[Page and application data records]
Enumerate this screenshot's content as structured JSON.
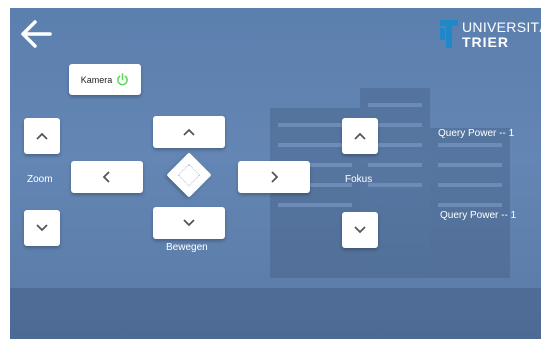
{
  "header": {
    "back_icon": "arrow-left-icon",
    "logo": {
      "line1": "UNIVERSITÄT",
      "line2": "TRIER",
      "mark_color": "#1e88c8"
    }
  },
  "camera": {
    "label": "Kamera",
    "power_icon": "power-icon",
    "power_color": "#5cd65c"
  },
  "zoom": {
    "label": "Zoom",
    "up_icon": "chevron-up-icon",
    "down_icon": "chevron-down-icon"
  },
  "move": {
    "label": "Bewegen",
    "up_icon": "chevron-up-icon",
    "down_icon": "chevron-down-icon",
    "left_icon": "chevron-left-icon",
    "right_icon": "chevron-right-icon",
    "center_icon": "center-diamond-icon"
  },
  "focus": {
    "label": "Fokus",
    "up_icon": "chevron-up-icon",
    "down_icon": "chevron-down-icon"
  },
  "query": {
    "power_1": "Query Power -- 1",
    "power_2": "Query Power -- 1"
  },
  "colors": {
    "background": "#6184b2",
    "button": "#ffffff",
    "icon": "#555555"
  }
}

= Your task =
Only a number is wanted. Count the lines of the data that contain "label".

= Response =
4